> _TASK INSTRUCTIONS_:
Write out the data that follows exactly, keeping every picture out.

Dataset records:
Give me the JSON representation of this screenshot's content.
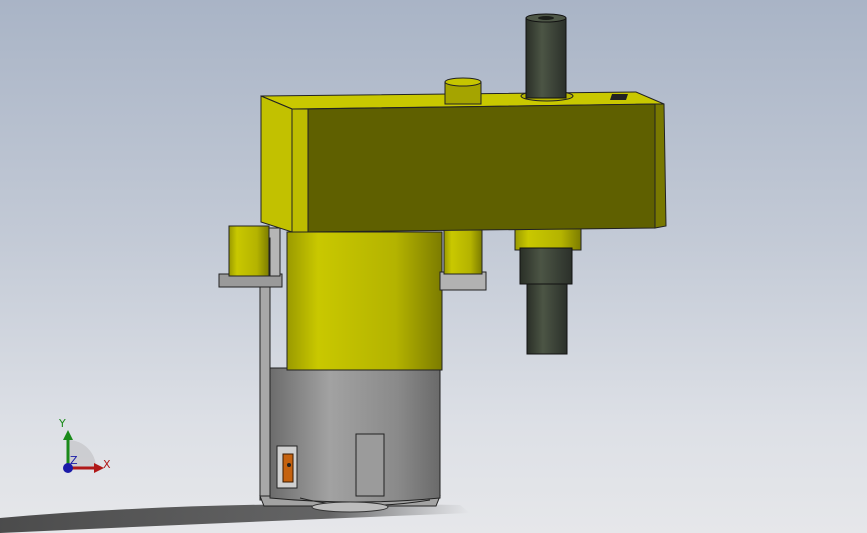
{
  "viewport": {
    "background_top": "#a9b4c6",
    "background_bottom": "#e6e7ea"
  },
  "model": {
    "housing_color": "#c8c700",
    "housing_shadow_color": "#5e5f00",
    "motor_can_color": "#8c8c8c",
    "shaft_color": "#3d4438",
    "bracket_color": "#a0a0a0",
    "terminal_color": "#c5620f"
  },
  "triad": {
    "x_label": "X",
    "y_label": "Y",
    "z_label": "Z",
    "x_color": "#b01818",
    "y_color": "#1a8a1a",
    "z_color": "#1a1aa8"
  }
}
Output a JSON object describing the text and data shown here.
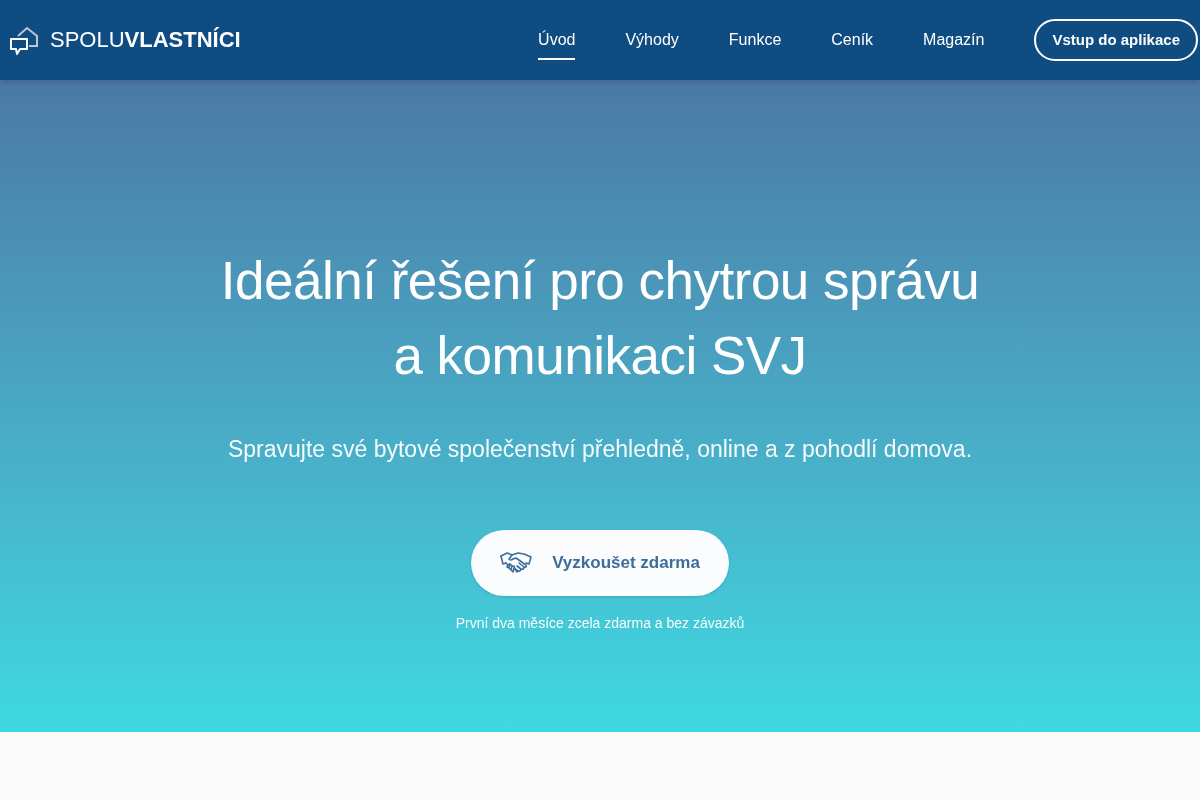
{
  "header": {
    "logo": "SPOLU**VLASTNÍCI**",
    "nav": [
      {
        "label": "Úvod",
        "selected": true
      },
      {
        "label": "Výhody",
        "selected": false
      },
      {
        "label": "Funkce",
        "selected": false
      },
      {
        "label": "Ceník",
        "selected": false
      },
      {
        "label": "Magazín",
        "selected": false
      }
    ],
    "login_button": "Vstup do aplikace"
  },
  "hero": {
    "title_lines": [
      "Ideální řešení pro chytrou správu",
      "a komunikaci SVJ"
    ],
    "subtitle": "Spravujte své bytové společenství přehledně, online a z pohodlí domova.",
    "cta_button": "Vyzkoušet zdarma",
    "note": "První dva měsíce zcela zdarma a bez závazků"
  }
}
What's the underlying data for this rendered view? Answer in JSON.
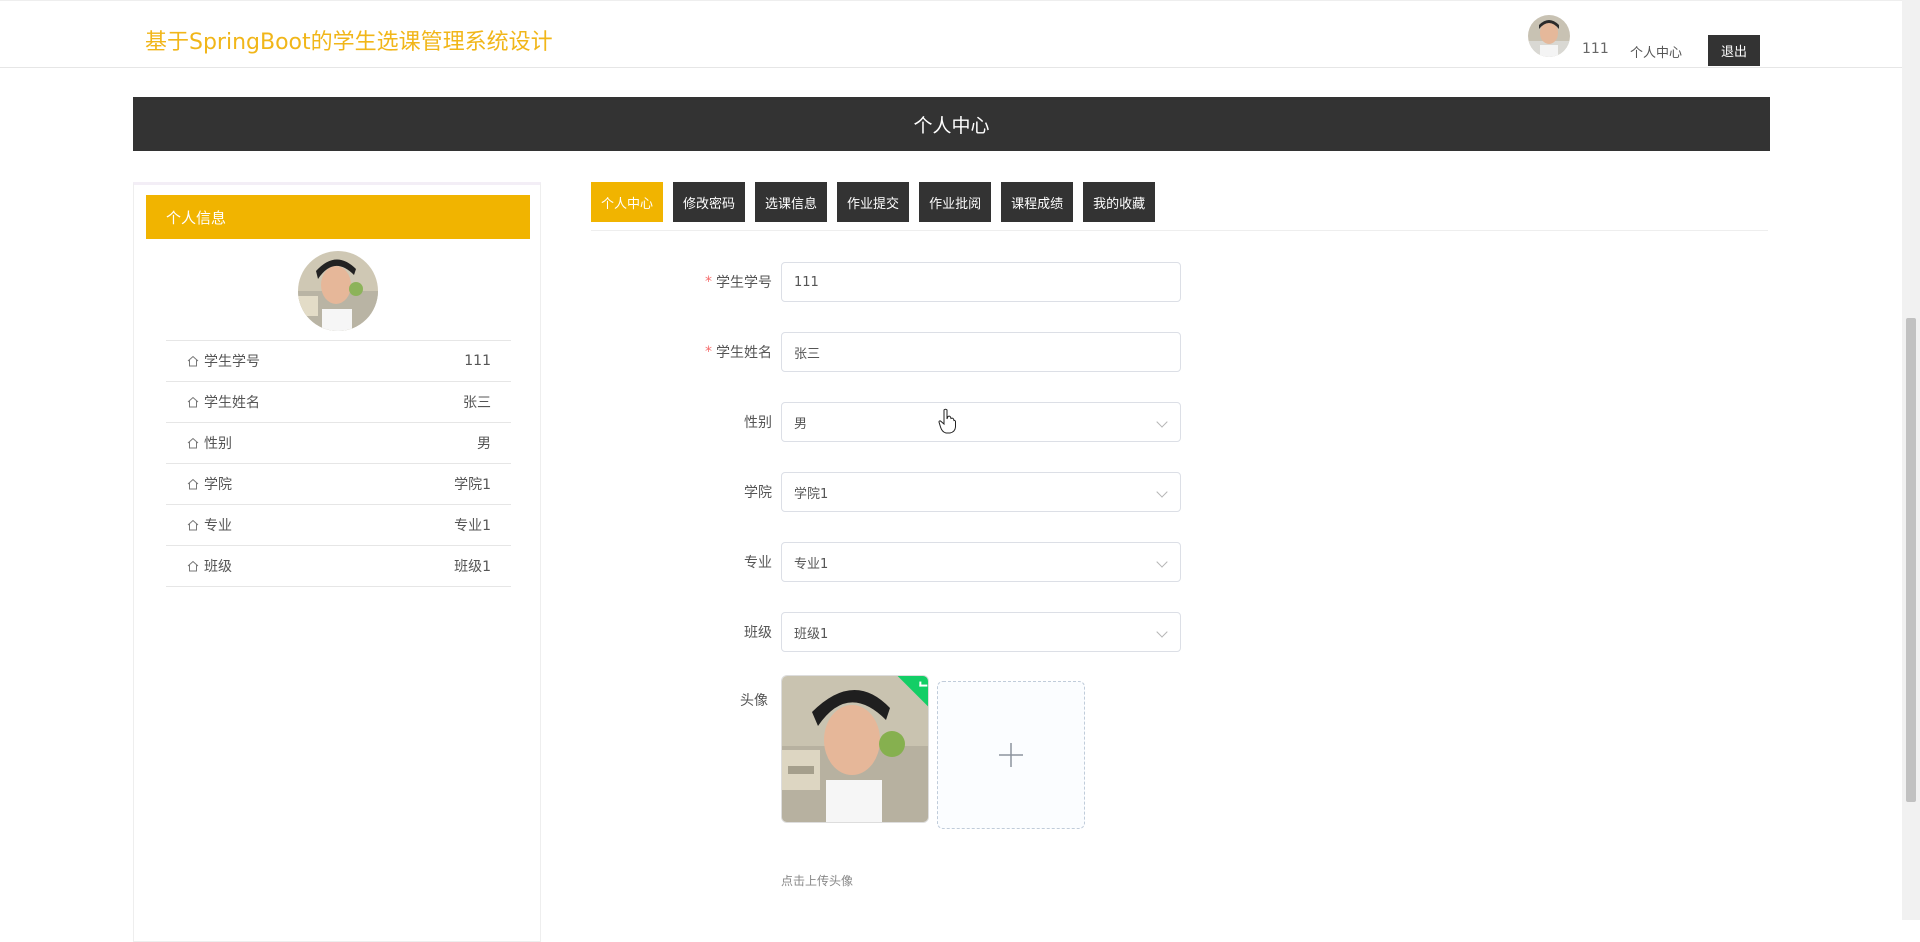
{
  "header": {
    "site_title": "基于SpringBoot的学生选课管理系统设计",
    "username": "111",
    "center_link": "个人中心",
    "logout_label": "退出"
  },
  "banner": {
    "title": "个人中心"
  },
  "sidebar": {
    "heading": "个人信息",
    "rows": [
      {
        "label": "学生学号",
        "value": "111"
      },
      {
        "label": "学生姓名",
        "value": "张三"
      },
      {
        "label": "性别",
        "value": "男"
      },
      {
        "label": "学院",
        "value": "学院1"
      },
      {
        "label": "专业",
        "value": "专业1"
      },
      {
        "label": "班级",
        "value": "班级1"
      }
    ]
  },
  "tabs": [
    {
      "label": "个人中心",
      "active": true
    },
    {
      "label": "修改密码"
    },
    {
      "label": "选课信息"
    },
    {
      "label": "作业提交"
    },
    {
      "label": "作业批阅"
    },
    {
      "label": "课程成绩"
    },
    {
      "label": "我的收藏"
    }
  ],
  "form": {
    "student_no": {
      "label": "学生学号",
      "value": "111",
      "required": true
    },
    "student_name": {
      "label": "学生姓名",
      "value": "张三",
      "required": true
    },
    "gender": {
      "label": "性别",
      "value": "男"
    },
    "college": {
      "label": "学院",
      "value": "学院1"
    },
    "major": {
      "label": "专业",
      "value": "专业1"
    },
    "class": {
      "label": "班级",
      "value": "班级1"
    },
    "avatar": {
      "label": "头像",
      "tip": "点击上传头像"
    }
  },
  "colors": {
    "accent": "#f1b400",
    "dark": "#333333",
    "title": "#f1b619"
  },
  "icons": {
    "row_icon": "home-icon",
    "add_icon": "plus-icon",
    "dropdown_icon": "chevron-down-icon"
  }
}
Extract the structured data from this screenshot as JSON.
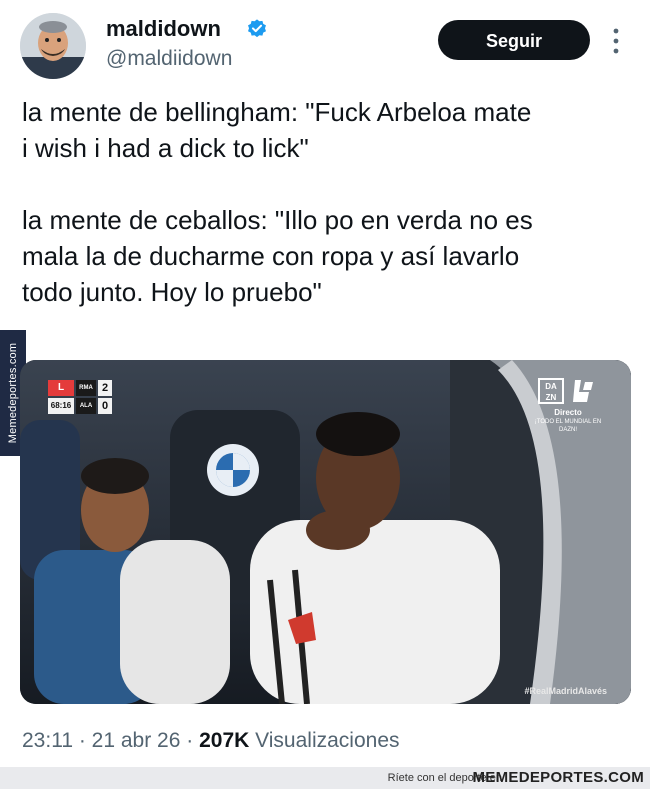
{
  "author": {
    "display_name": "maldidown",
    "handle": "@maldiidown",
    "verified": true
  },
  "follow_button": {
    "label": "Seguir"
  },
  "tweet": {
    "text": "la mente de bellingham: \"Fuck Arbeloa mate\ni wish i had a dick to lick\"\n\nla mente de ceballos: \"Illo po en verda no es\nmala la de ducharme con ropa y así lavarlo\ntodo junto. Hoy lo pruebo\""
  },
  "media": {
    "scorebug": {
      "clock": "68:16",
      "team_home": "RMA",
      "team_away": "ALA",
      "score_home": "2",
      "score_away": "0"
    },
    "broadcaster": {
      "logo_text": "DA ZN",
      "live_label": "Directo",
      "promo": "¡TODO EL MUNDIAL EN DAZN!"
    },
    "hashtag": "#RealMadridAlavés",
    "sponsor_text": "BMW"
  },
  "meta": {
    "time": "23:11",
    "date": "21 abr 26",
    "views_count": "207K",
    "views_label": "Visualizaciones"
  },
  "watermark": {
    "side": "Memedeportes.com",
    "footer_tagline": "Ríete con el deporte en",
    "footer_brand": "MEMEDEPORTES.COM"
  },
  "colors": {
    "follow_bg": "#0f1419",
    "verified": "#1d9bf0",
    "secondary_text": "#536471"
  },
  "icons": {
    "verified": "verified-badge-icon",
    "more": "more-vertical-icon"
  }
}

> _OUTPUT_:
Give me the JSON representation of this screenshot's content.
{
  "viewport": {
    "background_top": "#a9b4c6",
    "background_bottom": "#e6e7ea"
  },
  "model": {
    "housing_color": "#c8c700",
    "housing_shadow_color": "#5e5f00",
    "motor_can_color": "#8c8c8c",
    "shaft_color": "#3d4438",
    "bracket_color": "#a0a0a0",
    "terminal_color": "#c5620f"
  },
  "triad": {
    "x_label": "X",
    "y_label": "Y",
    "z_label": "Z",
    "x_color": "#b01818",
    "y_color": "#1a8a1a",
    "z_color": "#1a1aa8"
  }
}
Output a JSON object describing the text and data shown here.
{
  "header": {
    "logo": "SPOLU**VLASTNÍCI**",
    "nav": [
      {
        "label": "Úvod",
        "selected": true
      },
      {
        "label": "Výhody",
        "selected": false
      },
      {
        "label": "Funkce",
        "selected": false
      },
      {
        "label": "Ceník",
        "selected": false
      },
      {
        "label": "Magazín",
        "selected": false
      }
    ],
    "login_button": "Vstup do aplikace"
  },
  "hero": {
    "title_lines": [
      "Ideální řešení pro chytrou správu",
      "a komunikaci SVJ"
    ],
    "subtitle": "Spravujte své bytové společenství přehledně, online a z pohodlí domova.",
    "cta_button": "Vyzkoušet zdarma",
    "note": "První dva měsíce zcela zdarma a bez závazků"
  }
}
What's the underlying data for this rendered view? Answer in JSON.
{
  "header": {
    "site_title": "基于SpringBoot的学生选课管理系统设计",
    "username": "111",
    "center_link": "个人中心",
    "logout_label": "退出"
  },
  "banner": {
    "title": "个人中心"
  },
  "sidebar": {
    "heading": "个人信息",
    "rows": [
      {
        "label": "学生学号",
        "value": "111"
      },
      {
        "label": "学生姓名",
        "value": "张三"
      },
      {
        "label": "性别",
        "value": "男"
      },
      {
        "label": "学院",
        "value": "学院1"
      },
      {
        "label": "专业",
        "value": "专业1"
      },
      {
        "label": "班级",
        "value": "班级1"
      }
    ]
  },
  "tabs": [
    {
      "label": "个人中心",
      "active": true
    },
    {
      "label": "修改密码"
    },
    {
      "label": "选课信息"
    },
    {
      "label": "作业提交"
    },
    {
      "label": "作业批阅"
    },
    {
      "label": "课程成绩"
    },
    {
      "label": "我的收藏"
    }
  ],
  "form": {
    "student_no": {
      "label": "学生学号",
      "value": "111",
      "required": true
    },
    "student_name": {
      "label": "学生姓名",
      "value": "张三",
      "required": true
    },
    "gender": {
      "label": "性别",
      "value": "男"
    },
    "college": {
      "label": "学院",
      "value": "学院1"
    },
    "major": {
      "label": "专业",
      "value": "专业1"
    },
    "class": {
      "label": "班级",
      "value": "班级1"
    },
    "avatar": {
      "label": "头像",
      "tip": "点击上传头像"
    }
  },
  "colors": {
    "accent": "#f1b400",
    "dark": "#333333",
    "title": "#f1b619"
  },
  "icons": {
    "row_icon": "home-icon",
    "add_icon": "plus-icon",
    "dropdown_icon": "chevron-down-icon"
  }
}
Extract the structured data from this screenshot as JSON.
{
  "author": {
    "display_name": "maldidown",
    "handle": "@maldiidown",
    "verified": true
  },
  "follow_button": {
    "label": "Seguir"
  },
  "tweet": {
    "text": "la mente de bellingham: \"Fuck Arbeloa mate\ni wish i had a dick to lick\"\n\nla mente de ceballos: \"Illo po en verda no es\nmala la de ducharme con ropa y así lavarlo\ntodo junto. Hoy lo pruebo\""
  },
  "media": {
    "scorebug": {
      "clock": "68:16",
      "team_home": "RMA",
      "team_away": "ALA",
      "score_home": "2",
      "score_away": "0"
    },
    "broadcaster": {
      "logo_text": "DA ZN",
      "live_label": "Directo",
      "promo": "¡TODO EL MUNDIAL EN DAZN!"
    },
    "hashtag": "#RealMadridAlavés",
    "sponsor_text": "BMW"
  },
  "meta": {
    "time": "23:11",
    "date": "21 abr 26",
    "views_count": "207K",
    "views_label": "Visualizaciones"
  },
  "watermark": {
    "side": "Memedeportes.com",
    "footer_tagline": "Ríete con el deporte en",
    "footer_brand": "MEMEDEPORTES.COM"
  },
  "colors": {
    "follow_bg": "#0f1419",
    "verified": "#1d9bf0",
    "secondary_text": "#536471"
  },
  "icons": {
    "verified": "verified-badge-icon",
    "more": "more-vertical-icon"
  }
}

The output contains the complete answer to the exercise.